**ABOUT THIS TASK**
Please go through the records below and return every line holding the word "title".

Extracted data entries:
----

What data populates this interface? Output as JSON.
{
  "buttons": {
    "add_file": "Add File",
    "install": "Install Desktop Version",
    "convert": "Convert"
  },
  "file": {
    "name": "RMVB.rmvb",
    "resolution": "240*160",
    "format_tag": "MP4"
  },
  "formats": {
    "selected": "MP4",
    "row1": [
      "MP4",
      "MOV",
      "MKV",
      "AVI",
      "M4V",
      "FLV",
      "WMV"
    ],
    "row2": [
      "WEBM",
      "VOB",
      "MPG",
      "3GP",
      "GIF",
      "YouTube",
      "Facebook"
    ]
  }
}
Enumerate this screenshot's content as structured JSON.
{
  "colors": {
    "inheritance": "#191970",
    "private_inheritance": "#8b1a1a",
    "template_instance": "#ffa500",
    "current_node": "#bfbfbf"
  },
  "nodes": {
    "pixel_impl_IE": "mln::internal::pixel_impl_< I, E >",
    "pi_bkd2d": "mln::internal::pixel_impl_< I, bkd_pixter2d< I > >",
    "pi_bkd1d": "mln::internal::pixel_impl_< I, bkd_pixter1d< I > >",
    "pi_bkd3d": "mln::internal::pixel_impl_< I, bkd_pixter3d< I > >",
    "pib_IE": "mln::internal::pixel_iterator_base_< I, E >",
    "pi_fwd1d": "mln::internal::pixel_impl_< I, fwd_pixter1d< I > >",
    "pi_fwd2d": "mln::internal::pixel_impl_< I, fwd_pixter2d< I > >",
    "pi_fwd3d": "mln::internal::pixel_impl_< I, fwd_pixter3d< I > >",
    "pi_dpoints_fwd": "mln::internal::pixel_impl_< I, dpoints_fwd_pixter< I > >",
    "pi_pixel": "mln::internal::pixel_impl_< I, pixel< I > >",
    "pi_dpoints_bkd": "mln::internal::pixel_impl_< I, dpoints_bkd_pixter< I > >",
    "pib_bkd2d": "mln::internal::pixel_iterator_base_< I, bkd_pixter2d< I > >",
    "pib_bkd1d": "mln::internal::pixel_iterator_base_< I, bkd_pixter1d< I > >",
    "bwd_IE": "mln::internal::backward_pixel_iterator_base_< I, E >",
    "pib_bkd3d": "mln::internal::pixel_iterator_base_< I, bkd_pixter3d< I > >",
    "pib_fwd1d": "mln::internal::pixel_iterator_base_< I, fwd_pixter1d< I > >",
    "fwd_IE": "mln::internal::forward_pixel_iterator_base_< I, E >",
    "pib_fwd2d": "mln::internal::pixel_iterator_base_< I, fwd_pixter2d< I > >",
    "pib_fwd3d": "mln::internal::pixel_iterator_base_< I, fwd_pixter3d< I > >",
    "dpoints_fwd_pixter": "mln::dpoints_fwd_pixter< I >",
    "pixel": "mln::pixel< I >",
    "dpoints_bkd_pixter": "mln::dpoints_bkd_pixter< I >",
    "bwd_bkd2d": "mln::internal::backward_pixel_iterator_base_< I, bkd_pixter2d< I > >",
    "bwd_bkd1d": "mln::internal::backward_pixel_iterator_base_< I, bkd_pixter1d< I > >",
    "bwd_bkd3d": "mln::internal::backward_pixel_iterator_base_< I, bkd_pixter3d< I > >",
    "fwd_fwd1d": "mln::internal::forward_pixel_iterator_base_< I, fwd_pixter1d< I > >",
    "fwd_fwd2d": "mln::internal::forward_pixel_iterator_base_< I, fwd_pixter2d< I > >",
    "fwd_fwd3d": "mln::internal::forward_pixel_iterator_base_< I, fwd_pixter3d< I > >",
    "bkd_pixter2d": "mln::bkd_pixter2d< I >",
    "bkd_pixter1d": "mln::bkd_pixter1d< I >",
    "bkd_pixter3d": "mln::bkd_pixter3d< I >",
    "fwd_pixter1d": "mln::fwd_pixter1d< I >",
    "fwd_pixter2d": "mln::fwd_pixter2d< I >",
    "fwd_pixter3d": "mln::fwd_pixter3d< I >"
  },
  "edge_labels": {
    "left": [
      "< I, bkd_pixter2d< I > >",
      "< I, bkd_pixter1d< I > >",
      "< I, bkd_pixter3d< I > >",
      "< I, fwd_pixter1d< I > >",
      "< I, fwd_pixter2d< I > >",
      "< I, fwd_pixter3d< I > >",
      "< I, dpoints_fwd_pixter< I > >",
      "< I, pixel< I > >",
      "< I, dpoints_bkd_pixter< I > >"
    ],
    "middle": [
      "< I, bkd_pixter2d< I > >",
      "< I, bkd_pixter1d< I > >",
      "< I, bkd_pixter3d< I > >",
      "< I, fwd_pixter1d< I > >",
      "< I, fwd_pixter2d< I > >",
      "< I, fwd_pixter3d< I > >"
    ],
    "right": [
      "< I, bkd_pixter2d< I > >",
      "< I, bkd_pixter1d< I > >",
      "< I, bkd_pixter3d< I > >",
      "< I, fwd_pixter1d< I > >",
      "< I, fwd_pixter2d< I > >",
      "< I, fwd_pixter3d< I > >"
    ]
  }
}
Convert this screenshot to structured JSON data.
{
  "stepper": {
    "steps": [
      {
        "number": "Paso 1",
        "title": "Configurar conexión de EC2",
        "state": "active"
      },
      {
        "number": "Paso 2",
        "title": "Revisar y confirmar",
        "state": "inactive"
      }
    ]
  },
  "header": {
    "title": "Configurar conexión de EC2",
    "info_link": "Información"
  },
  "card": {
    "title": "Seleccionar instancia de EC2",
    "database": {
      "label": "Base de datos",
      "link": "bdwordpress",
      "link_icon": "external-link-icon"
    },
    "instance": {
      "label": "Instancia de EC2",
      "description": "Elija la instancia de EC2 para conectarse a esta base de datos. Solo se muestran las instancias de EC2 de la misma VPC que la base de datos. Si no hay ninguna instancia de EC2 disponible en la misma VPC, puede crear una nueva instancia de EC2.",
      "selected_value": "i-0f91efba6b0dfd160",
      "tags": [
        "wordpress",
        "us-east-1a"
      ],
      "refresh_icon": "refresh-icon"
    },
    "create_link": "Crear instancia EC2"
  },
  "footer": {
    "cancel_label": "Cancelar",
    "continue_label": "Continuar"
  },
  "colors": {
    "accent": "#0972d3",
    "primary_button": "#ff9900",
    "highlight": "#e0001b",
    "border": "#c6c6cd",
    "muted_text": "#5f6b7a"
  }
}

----

**ANSWER**
        "title": "Configurar conexión de EC2",
        "title": "Revisar y confirmar",
    "title": "Configurar conexión de EC2",
    "title": "Seleccionar instancia de EC2",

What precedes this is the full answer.